. Transcriptome analysis of antigenic variation in Plasmodium falciparum—var silencing is not dependent on antisense RNA.
Genome Biol.
6
:
R93
55
Ravichandran, K. S., B. A. Osborne, R. A. Goldsby.
1994
. Quantitative analysis of the B cell repertoire by limiting dilution analysis and fluorescent in situ hybridization.
Cell. Immunol.
154
:
309
-327.
56
Horrocks, P., R. Pinches, Z. Christodoulou, S. A. Kyes, C. I. Newbold.
2004
. Variable var transition rates underlie antigenic variation in malaria.
Proc.
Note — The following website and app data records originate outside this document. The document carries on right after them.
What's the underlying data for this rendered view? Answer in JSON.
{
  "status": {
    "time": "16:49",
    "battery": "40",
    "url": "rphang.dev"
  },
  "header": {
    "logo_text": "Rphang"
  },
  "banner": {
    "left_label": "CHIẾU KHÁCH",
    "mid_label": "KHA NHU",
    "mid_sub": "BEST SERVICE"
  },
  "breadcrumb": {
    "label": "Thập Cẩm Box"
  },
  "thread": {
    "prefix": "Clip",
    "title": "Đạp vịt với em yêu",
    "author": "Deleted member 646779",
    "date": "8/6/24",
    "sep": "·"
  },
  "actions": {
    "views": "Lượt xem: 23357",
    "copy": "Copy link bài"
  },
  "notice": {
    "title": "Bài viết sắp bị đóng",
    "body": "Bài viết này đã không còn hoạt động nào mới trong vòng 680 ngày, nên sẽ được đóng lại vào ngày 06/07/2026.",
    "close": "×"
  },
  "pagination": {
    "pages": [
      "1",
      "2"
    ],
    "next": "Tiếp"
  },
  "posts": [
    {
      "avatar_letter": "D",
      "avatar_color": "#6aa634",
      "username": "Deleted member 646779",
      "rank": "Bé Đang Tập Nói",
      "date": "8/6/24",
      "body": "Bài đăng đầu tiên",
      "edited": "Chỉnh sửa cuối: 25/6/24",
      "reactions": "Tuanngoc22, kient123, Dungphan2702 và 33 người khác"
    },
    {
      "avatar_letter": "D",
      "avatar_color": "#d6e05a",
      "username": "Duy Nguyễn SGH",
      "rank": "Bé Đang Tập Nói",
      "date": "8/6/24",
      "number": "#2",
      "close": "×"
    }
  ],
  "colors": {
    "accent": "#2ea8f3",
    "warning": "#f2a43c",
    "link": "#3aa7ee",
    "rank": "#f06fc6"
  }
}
Natl. Acad. Sci. USA
101
:
11129
-11134.
57
Tiegs, S. L., D. M. Russell, D. Nemazee.
1993
. Receptor editing in self-reactive bone marrow B cells.
J. Exp. Med.
177
:
1009
-1020.
58
Tze, L. E., B. R. Schram, K. P. Lam, K. A. Hogquist, K. L. Hippen, J. Liu, S. A. Shinton, K. L. Otipoby, P. R. Rodine, A. L. Vegoe, et al
2005
. Basal immunoglobulin signaling actively maintains developmental stage in immature B cells.
PLoS Biol.
3
:
e82
59
Spilianakis, C. G., M. D. Lalioti, T. Town, G. R. Lee, R. A. Flavell.
2005
. Interchromosomal associations between alternatively expressed loci.
Nature
435
:
637
-645.
60
Xu, N., C. L. Tsai, J. T. Lee.
2006
. Transient homologous chromosome pairing marks the onset of X inactivation.
Science
311
:
1149
-1152.